- [Your instructions]
Keeping every word and mark, copy all of the data.

########

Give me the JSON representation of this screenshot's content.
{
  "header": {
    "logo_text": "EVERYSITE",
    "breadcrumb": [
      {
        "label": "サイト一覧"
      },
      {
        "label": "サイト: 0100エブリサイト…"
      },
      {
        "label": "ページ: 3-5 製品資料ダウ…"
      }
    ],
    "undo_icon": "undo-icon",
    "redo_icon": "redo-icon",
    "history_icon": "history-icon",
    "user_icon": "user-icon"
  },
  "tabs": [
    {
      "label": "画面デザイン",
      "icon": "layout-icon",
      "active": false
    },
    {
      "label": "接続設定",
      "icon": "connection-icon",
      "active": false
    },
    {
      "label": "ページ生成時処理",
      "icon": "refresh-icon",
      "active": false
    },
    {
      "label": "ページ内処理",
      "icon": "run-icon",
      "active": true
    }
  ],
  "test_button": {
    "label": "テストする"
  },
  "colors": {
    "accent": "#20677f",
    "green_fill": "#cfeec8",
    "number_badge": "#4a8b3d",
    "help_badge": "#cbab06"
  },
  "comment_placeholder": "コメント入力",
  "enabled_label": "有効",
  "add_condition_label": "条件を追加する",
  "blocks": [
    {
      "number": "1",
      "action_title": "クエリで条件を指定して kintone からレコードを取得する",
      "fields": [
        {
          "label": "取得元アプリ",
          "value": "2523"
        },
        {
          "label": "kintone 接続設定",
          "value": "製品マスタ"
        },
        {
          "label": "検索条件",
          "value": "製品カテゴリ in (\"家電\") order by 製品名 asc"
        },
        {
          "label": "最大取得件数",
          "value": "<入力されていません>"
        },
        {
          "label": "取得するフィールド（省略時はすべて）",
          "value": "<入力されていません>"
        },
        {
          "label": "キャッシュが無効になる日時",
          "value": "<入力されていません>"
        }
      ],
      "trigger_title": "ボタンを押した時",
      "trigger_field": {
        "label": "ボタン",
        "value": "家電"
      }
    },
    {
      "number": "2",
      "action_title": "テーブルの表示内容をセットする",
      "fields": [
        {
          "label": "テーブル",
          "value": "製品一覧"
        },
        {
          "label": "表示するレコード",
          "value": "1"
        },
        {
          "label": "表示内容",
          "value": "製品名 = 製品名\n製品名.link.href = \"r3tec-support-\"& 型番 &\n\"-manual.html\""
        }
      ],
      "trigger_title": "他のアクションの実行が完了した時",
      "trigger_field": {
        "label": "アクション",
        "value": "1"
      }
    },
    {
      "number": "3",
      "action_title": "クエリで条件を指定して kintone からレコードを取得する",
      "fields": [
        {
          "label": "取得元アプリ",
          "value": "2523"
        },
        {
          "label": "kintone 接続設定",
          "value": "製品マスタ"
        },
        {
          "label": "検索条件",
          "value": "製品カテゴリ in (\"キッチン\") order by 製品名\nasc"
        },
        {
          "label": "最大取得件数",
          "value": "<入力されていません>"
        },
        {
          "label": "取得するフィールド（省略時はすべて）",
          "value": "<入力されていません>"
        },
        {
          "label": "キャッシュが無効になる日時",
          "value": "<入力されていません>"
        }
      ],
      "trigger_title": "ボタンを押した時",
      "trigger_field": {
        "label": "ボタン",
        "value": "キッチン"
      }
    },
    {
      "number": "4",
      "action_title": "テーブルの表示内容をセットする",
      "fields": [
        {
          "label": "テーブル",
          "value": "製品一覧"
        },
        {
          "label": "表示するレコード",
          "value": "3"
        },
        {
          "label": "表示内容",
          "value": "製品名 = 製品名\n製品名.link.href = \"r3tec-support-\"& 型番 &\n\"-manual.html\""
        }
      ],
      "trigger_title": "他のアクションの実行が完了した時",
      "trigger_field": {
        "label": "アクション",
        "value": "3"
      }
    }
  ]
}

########

- [Task solution]
Give me the JSON representation of this screenshot's content.
{
  "header": {
    "logo_text": "EVERYSITE",
    "breadcrumb": [
      {
        "label": "サイト一覧"
      },
      {
        "label": "サイト: 0100エブリサイト…"
      },
      {
        "label": "ページ: 3-5 製品資料ダウ…"
      }
    ],
    "undo_icon": "undo-icon",
    "redo_icon": "redo-icon",
    "history_icon": "history-icon",
    "user_icon": "user-icon"
  },
  "tabs": [
    {
      "label": "画面デザイン",
      "icon": "layout-icon",
      "active": false
    },
    {
      "label": "接続設定",
      "icon": "connection-icon",
      "active": false
    },
    {
      "label": "ページ生成時処理",
      "icon": "refresh-icon",
      "active": false
    },
    {
      "label": "ページ内処理",
      "icon": "run-icon",
      "active": true
    }
  ],
  "test_button": {
    "label": "テストする"
  },
  "colors": {
    "accent": "#20677f",
    "green_fill": "#cfeec8",
    "number_badge": "#4a8b3d",
    "help_badge": "#cbab06"
  },
  "comment_placeholder": "コメント入力",
  "enabled_label": "有効",
  "add_condition_label": "条件を追加する",
  "blocks": [
    {
      "number": "1",
      "action_title": "クエリで条件を指定して kintone からレコードを取得する",
      "fields": [
        {
          "label": "取得元アプリ",
          "value": "2523"
        },
        {
          "label": "kintone 接続設定",
          "value": "製品マスタ"
        },
        {
          "label": "検索条件",
          "value": "製品カテゴリ in (\"家電\") order by 製品名 asc"
        },
        {
          "label": "最大取得件数",
          "value": "<入力されていません>"
        },
        {
          "label": "取得するフィールド（省略時はすべて）",
          "value": "<入力されていません>"
        },
        {
          "label": "キャッシュが無効になる日時",
          "value": "<入力されていません>"
        }
      ],
      "trigger_title": "ボタンを押した時",
      "trigger_field": {
        "label": "ボタン",
        "value": "家電"
      }
    },
    {
      "number": "2",
      "action_title": "テーブルの表示内容をセットする",
      "fields": [
        {
          "label": "テーブル",
          "value": "製品一覧"
        },
        {
          "label": "表示するレコード",
          "value": "1"
        },
        {
          "label": "表示内容",
          "value": "製品名 = 製品名\n製品名.link.href = \"r3tec-support-\"& 型番 &\n\"-manual.html\""
        }
      ],
      "trigger_title": "他のアクションの実行が完了した時",
      "trigger_field": {
        "label": "アクション",
        "value": "1"
      }
    },
    {
      "number": "3",
      "action_title": "クエリで条件を指定して kintone からレコードを取得する",
      "fields": [
        {
          "label": "取得元アプリ",
          "value": "2523"
        },
        {
          "label": "kintone 接続設定",
          "value": "製品マスタ"
        },
        {
          "label": "検索条件",
          "value": "製品カテゴリ in (\"キッチン\") order by 製品名\nasc"
        },
        {
          "label": "最大取得件数",
          "value": "<入力されていません>"
        },
        {
          "label": "取得するフィールド（省略時はすべて）",
          "value": "<入力されていません>"
        },
        {
          "label": "キャッシュが無効になる日時",
          "value": "<入力されていません>"
        }
      ],
      "trigger_title": "ボタンを押した時",
      "trigger_field": {
        "label": "ボタン",
        "value": "キッチン"
      }
    },
    {
      "number": "4",
      "action_title": "テーブルの表示内容をセットする",
      "fields": [
        {
          "label": "テーブル",
          "value": "製品一覧"
        },
        {
          "label": "表示するレコード",
          "value": "3"
        },
        {
          "label": "表示内容",
          "value": "製品名 = 製品名\n製品名.link.href = \"r3tec-support-\"& 型番 &\n\"-manual.html\""
        }
      ],
      "trigger_title": "他のアクションの実行が完了した時",
      "trigger_field": {
        "label": "アクション",
        "value": "3"
      }
    }
  ]
}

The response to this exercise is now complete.